Ada, or Ardor

  • by Vladimir Nabokov
  • Narrated by Arthur Morey
  • 20 hrs and 46 mins
  • Unabridged Audiobook

Publisher's Summary

Published two weeks after Vladimir Nabokov’s seventieth birthday, Ada, or Ardor is one of his greatest masterpieces, the glorious culmination of his career as a novelist. It tells a love story troubled by incest, but it is also at once a fairy tale, epic, philosophical treatise on the nature of time, parody of the history of the novel, and erotic catalogue. Ada, or Ardor is no less than the supreme work of an imagination at white heat. This is the first American edition to include the extensive and ingeniously sardonic appendix by the author, written under the anagrammatic pseudonym Vivian Darkbloom. One of the twentieth century’s master prose stylists, Vladimir Nabokov was born in St. Petersburg in 1899. He studied French and Russian literature at Trinity College, Cambridge, then lived in Berlin and Paris, where he launched a brilliant literary career. In 1940 he moved to the United States, and achieved renown as a novelist, poet, critic, and translator. He taught literature at Wellesley, Stanford, Cornell, and Harvard. In 1961 he moved to Montreux, Switzerland, where he died in 1977.


What the Critics Say

“Nabokov writes prose the only way it should be written, that is, ecstatically.” (John Updike)


See More Like This

Customer Reviews

Most Helpful

Incest, a game the Whole Family Can Play

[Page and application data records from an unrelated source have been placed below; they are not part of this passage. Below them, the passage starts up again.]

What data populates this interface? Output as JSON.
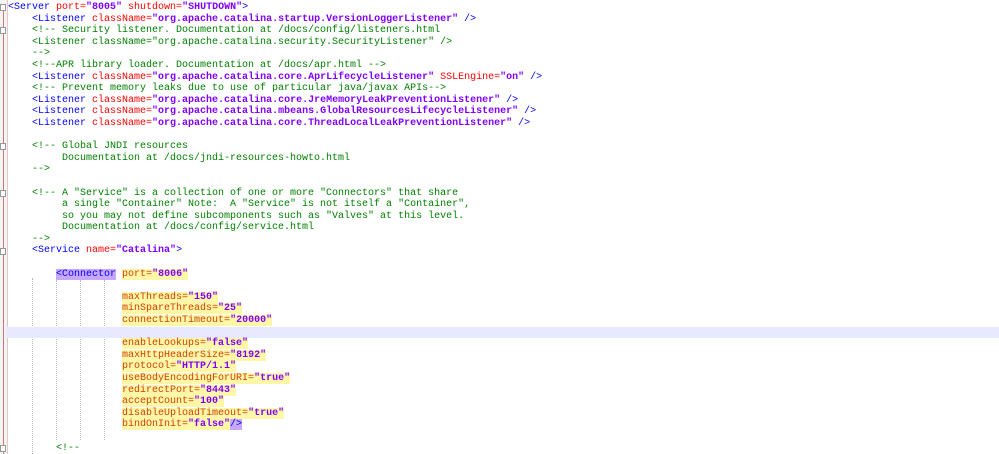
{
  "editor": {
    "current_line": 29,
    "colors": {
      "tag": "#0000ff",
      "attribute": "#ff0000",
      "value": "#8000ff",
      "comment": "#008000",
      "current_line": "#e8e8ff",
      "smart_highlight": "#fff7a8",
      "match_highlight": "#c8a8ff"
    },
    "fold_markers": [
      1,
      3,
      13,
      17,
      22,
      39
    ]
  },
  "lines": [
    {
      "s": [
        {
          "t": "<Server",
          "c": "tag"
        },
        {
          "t": " port=",
          "c": "attr"
        },
        {
          "t": "\"8005\"",
          "c": "val"
        },
        {
          "t": " shutdown=",
          "c": "attr"
        },
        {
          "t": "\"SHUTDOWN\"",
          "c": "val"
        },
        {
          "t": ">",
          "c": "tag"
        }
      ]
    },
    {
      "s": [
        {
          "t": "    ",
          "c": "plain"
        },
        {
          "t": "<Listener",
          "c": "tag"
        },
        {
          "t": " className=",
          "c": "attr"
        },
        {
          "t": "\"org.apache.catalina.startup.VersionLoggerListener\"",
          "c": "val"
        },
        {
          "t": " />",
          "c": "tag"
        }
      ]
    },
    {
      "s": [
        {
          "t": "    <!-- Security listener. Documentation at /docs/config/listeners.html",
          "c": "cmt"
        }
      ]
    },
    {
      "s": [
        {
          "t": "    <Listener className=\"org.apache.catalina.security.SecurityListener\" />",
          "c": "cmt"
        }
      ]
    },
    {
      "s": [
        {
          "t": "    -->",
          "c": "cmt"
        }
      ]
    },
    {
      "s": [
        {
          "t": "    <!--APR library loader. Documentation at /docs/apr.html -->",
          "c": "cmt"
        }
      ]
    },
    {
      "s": [
        {
          "t": "    ",
          "c": "plain"
        },
        {
          "t": "<Listener",
          "c": "tag"
        },
        {
          "t": " className=",
          "c": "attr"
        },
        {
          "t": "\"org.apache.catalina.core.AprLifecycleListener\"",
          "c": "val"
        },
        {
          "t": " SSLEngine=",
          "c": "attr"
        },
        {
          "t": "\"on\"",
          "c": "val"
        },
        {
          "t": " />",
          "c": "tag"
        }
      ]
    },
    {
      "s": [
        {
          "t": "    <!-- Prevent memory leaks due to use of particular java/javax APIs-->",
          "c": "cmt"
        }
      ]
    },
    {
      "s": [
        {
          "t": "    ",
          "c": "plain"
        },
        {
          "t": "<Listener",
          "c": "tag"
        },
        {
          "t": " className=",
          "c": "attr"
        },
        {
          "t": "\"org.apache.catalina.core.JreMemoryLeakPreventionListener\"",
          "c": "val"
        },
        {
          "t": " />",
          "c": "tag"
        }
      ]
    },
    {
      "s": [
        {
          "t": "    ",
          "c": "plain"
        },
        {
          "t": "<Listener",
          "c": "tag"
        },
        {
          "t": " className=",
          "c": "attr"
        },
        {
          "t": "\"org.apache.catalina.mbeans.GlobalResourcesLifecycleListener\"",
          "c": "val"
        },
        {
          "t": " />",
          "c": "tag"
        }
      ]
    },
    {
      "s": [
        {
          "t": "    ",
          "c": "plain"
        },
        {
          "t": "<Listener",
          "c": "tag"
        },
        {
          "t": " className=",
          "c": "attr"
        },
        {
          "t": "\"org.apache.catalina.core.ThreadLocalLeakPreventionListener\"",
          "c": "val"
        },
        {
          "t": " />",
          "c": "tag"
        }
      ]
    },
    {
      "s": []
    },
    {
      "s": [
        {
          "t": "    <!-- Global JNDI resources",
          "c": "cmt"
        }
      ]
    },
    {
      "s": [
        {
          "t": "         Documentation at /docs/jndi-resources-howto.html",
          "c": "cmt"
        }
      ]
    },
    {
      "s": [
        {
          "t": "    -->",
          "c": "cmt"
        }
      ]
    },
    {
      "s": []
    },
    {
      "s": [
        {
          "t": "    <!-- A \"Service\" is a collection of one or more \"Connectors\" that share",
          "c": "cmt"
        }
      ]
    },
    {
      "s": [
        {
          "t": "         a single \"Container\" Note:  A \"Service\" is not itself a \"Container\",",
          "c": "cmt"
        }
      ]
    },
    {
      "s": [
        {
          "t": "         so you may not define subcomponents such as \"Valves\" at this level.",
          "c": "cmt"
        }
      ]
    },
    {
      "s": [
        {
          "t": "         Documentation at /docs/config/service.html",
          "c": "cmt"
        }
      ]
    },
    {
      "s": [
        {
          "t": "    -->",
          "c": "cmt"
        }
      ]
    },
    {
      "s": [
        {
          "t": "    ",
          "c": "plain"
        },
        {
          "t": "<Service",
          "c": "tag"
        },
        {
          "t": " name=",
          "c": "attr"
        },
        {
          "t": "\"Catalina\"",
          "c": "val"
        },
        {
          "t": ">",
          "c": "tag"
        }
      ]
    },
    {
      "s": []
    },
    {
      "s": [
        {
          "t": "        ",
          "c": "plain"
        },
        {
          "t": "<Connector",
          "c": "tag hlp"
        },
        {
          "t": " ",
          "c": "plain"
        },
        {
          "t": "port=",
          "c": "attr hly"
        },
        {
          "t": "\"8006\"",
          "c": "val hly"
        }
      ]
    },
    {
      "s": []
    },
    {
      "s": [
        {
          "t": "                   ",
          "c": "plain"
        },
        {
          "t": "maxThreads=",
          "c": "attr hly"
        },
        {
          "t": "\"150\"",
          "c": "val hly"
        }
      ]
    },
    {
      "s": [
        {
          "t": "                   ",
          "c": "plain"
        },
        {
          "t": "minSpareThreads=",
          "c": "attr hly"
        },
        {
          "t": "\"25\"",
          "c": "val hly"
        }
      ]
    },
    {
      "s": [
        {
          "t": "                   ",
          "c": "plain"
        },
        {
          "t": "connectionTimeout=",
          "c": "attr hly"
        },
        {
          "t": "\"20000\"",
          "c": "val hly"
        }
      ]
    },
    {
      "s": []
    },
    {
      "s": [
        {
          "t": "                   ",
          "c": "plain"
        },
        {
          "t": "enableLookups=",
          "c": "attr hly"
        },
        {
          "t": "\"false\"",
          "c": "val hly"
        }
      ]
    },
    {
      "s": [
        {
          "t": "                   ",
          "c": "plain"
        },
        {
          "t": "maxHttpHeaderSize=",
          "c": "attr hly"
        },
        {
          "t": "\"8192\"",
          "c": "val hly"
        }
      ]
    },
    {
      "s": [
        {
          "t": "                   ",
          "c": "plain"
        },
        {
          "t": "protocol=",
          "c": "attr hly"
        },
        {
          "t": "\"HTTP/1.1\"",
          "c": "val hly"
        }
      ]
    },
    {
      "s": [
        {
          "t": "                   ",
          "c": "plain"
        },
        {
          "t": "useBodyEncodingForURI=",
          "c": "attr hly"
        },
        {
          "t": "\"true\"",
          "c": "val hly"
        }
      ]
    },
    {
      "s": [
        {
          "t": "                   ",
          "c": "plain"
        },
        {
          "t": "redirectPort=",
          "c": "attr hly"
        },
        {
          "t": "\"8443\"",
          "c": "val hly"
        }
      ]
    },
    {
      "s": [
        {
          "t": "                   ",
          "c": "plain"
        },
        {
          "t": "acceptCount=",
          "c": "attr hly"
        },
        {
          "t": "\"100\"",
          "c": "val hly"
        }
      ]
    },
    {
      "s": [
        {
          "t": "                   ",
          "c": "plain"
        },
        {
          "t": "disableUploadTimeout=",
          "c": "attr hly"
        },
        {
          "t": "\"true\"",
          "c": "val hly"
        }
      ]
    },
    {
      "s": [
        {
          "t": "                   ",
          "c": "plain"
        },
        {
          "t": "bindOnInit=",
          "c": "attr hly"
        },
        {
          "t": "\"false\"",
          "c": "val hly"
        },
        {
          "t": "/>",
          "c": "tag hlp"
        }
      ]
    },
    {
      "s": []
    },
    {
      "s": [
        {
          "t": "        <!--",
          "c": "cmt"
        }
      ]
    }
  ]
}
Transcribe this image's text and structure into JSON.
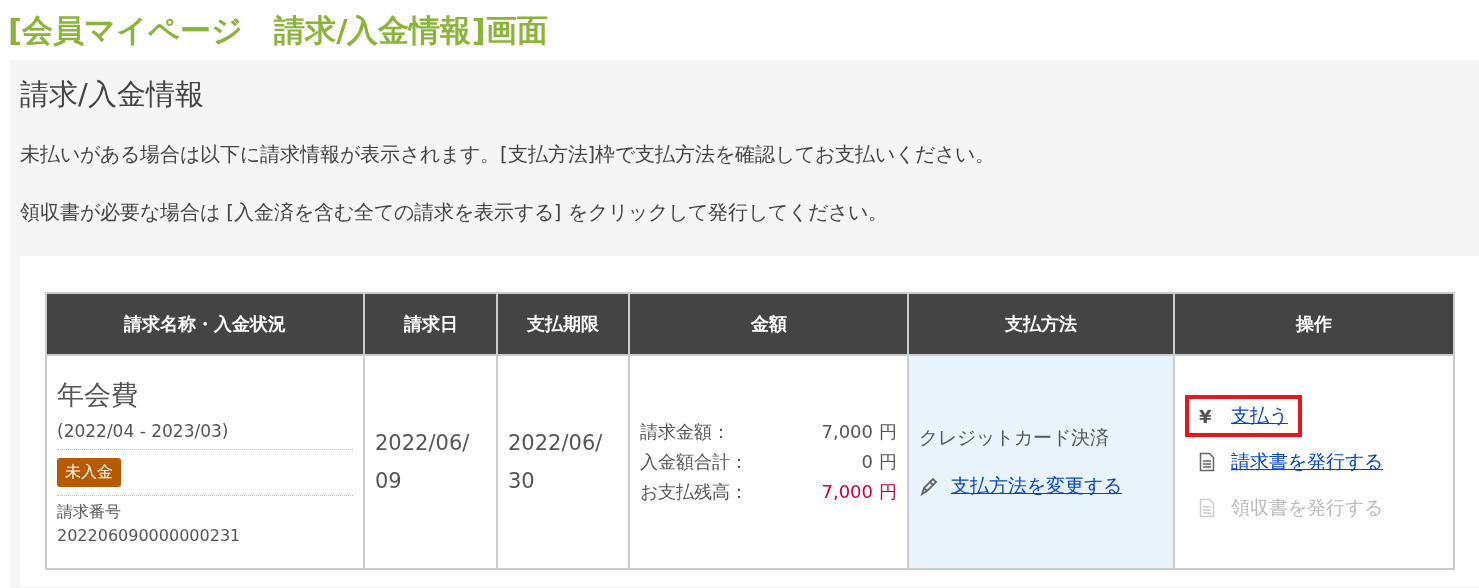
{
  "page_title": "[会員マイページ　請求/入金情報]画面",
  "panel": {
    "heading": "請求/入金情報",
    "notes": [
      "未払いがある場合は以下に請求情報が表示されます。[支払方法]枠で支払方法を確認してお支払いください。",
      "領収書が必要な場合は [入金済を含む全ての請求を表示する] をクリックして発行してください。"
    ]
  },
  "table": {
    "columns": [
      "請求名称・入金状況",
      "請求日",
      "支払期限",
      "金額",
      "支払方法",
      "操作"
    ],
    "rows": [
      {
        "name": "年会費",
        "period": "(2022/04 - 2023/03)",
        "status": "未入金",
        "number_label": "請求番号",
        "number": "202206090000000231",
        "billing_date": "2022/06/09",
        "due_date": "2022/06/30",
        "amounts": [
          {
            "label": "請求金額：",
            "value": "7,000",
            "unit": "円",
            "emphasis": false
          },
          {
            "label": "入金額合計：",
            "value": "0",
            "unit": "円",
            "emphasis": false
          },
          {
            "label": "お支払残高：",
            "value": "7,000",
            "unit": "円",
            "emphasis": true
          }
        ],
        "payment_method": "クレジットカード決済",
        "change_link": "支払方法を変更する",
        "actions": [
          {
            "kind": "pay",
            "icon": "¥",
            "label": "支払う",
            "disabled": false,
            "highlighted": true
          },
          {
            "kind": "document",
            "label": "請求書を発行する",
            "disabled": false,
            "highlighted": false
          },
          {
            "kind": "document",
            "label": "領収書を発行する",
            "disabled": true,
            "highlighted": false
          }
        ]
      }
    ]
  }
}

There's a whole swath of novels I purchased in my twenties but knowing the authors' genius never felt quite ready to read (ah, tomorrow). It took me years to crack open these 'Infinite Jests', 'Moby-Dicks', these 'Recognitions' and 'Brothers Karamazovs', etc. Well, after reading 11 previous (not in time only in MY reading are some of these actually previous) Nabokov novels, and never really tripped by any, I was finally in the right spot in my life to read 'Ada, or Ardor' and give that novel the more than titular attention Nabokov's novels all demand.

Please remember people, this novel is so much more than a book about a cousin/brother who loves his cousin/sister. There is also another 1/2 sister involved, oh and IT is a book about time, memory, love. It is a novel about the past and the present (no not the future, never the future). IT is a romance of Tolstoy, Proust AND Time. IT is festooned with all the fantastic elements of Nabokov: his language, his structural genius, his playful doubling, his love of place and people. The whole novel is a giant painting where Nabokov unscrews all his paints and surrounds the canvas. He isn't satisfied with painting one side. No. The Big N wants to unwind and unroll that big cotton canvas, stretch it, and paint front and back. He wants to over-paint. HE will garish the floor, the ceiling, the walls. Nabokov hides stories within stories.

Reading Nabokov's great novels is like finding yourself alone in a beautiful park on a perfect day and suddenly your senses overwhelmed by the smell, the light, the butterflies and memories of your past. It is like an emotional contrast flush. Nabokov has intravenusly warmed you instantly from head to foot - and ZAP! WHOOP! WHOOP! Reading almost never ever gets better than Nabokov when the Master is on fire (Lolita; Pale Fire; Speak, Memory; and Ada, or Ardor).
Read full review

- Darwin8u "I write for myself, for my own pleasure. And I want to be left alone to do it. - Salinger ^(;,;)^"

Butchering Nabokov

What did you like best about Ada, or Ardor? What did you like least?

I wouldn't have thought anybody could make Nabokov's wonderful prose sound this bad: grating, irritating and affected. In his mouth, all the characters sound like conceited, shallow, spoiled, self indulgent teenagers, instead of thoughtful, lyrical, mulitdimensional people. Yes, the characters are meant to be young and self absorbed, but they shouldn't sound like valley girls (and boys) with big vocabularies, insulated from real emotional life and development by even bigger bank roles. What a disappointment ! ! !

What did you like best about this story?

But, of course, it is Nabokov, and if you can some how tune out the ugly veneer applied by the reader, the story, and the language, are still there.

Who would you have cast as narrator instead of Arthur Morey?

Anybody else, alone or with a cast, would be better.

Read full review

- G. W. Stebbins

Book Details

  • Release Date: 09-20-2011
  • Publisher: Brilliance Audio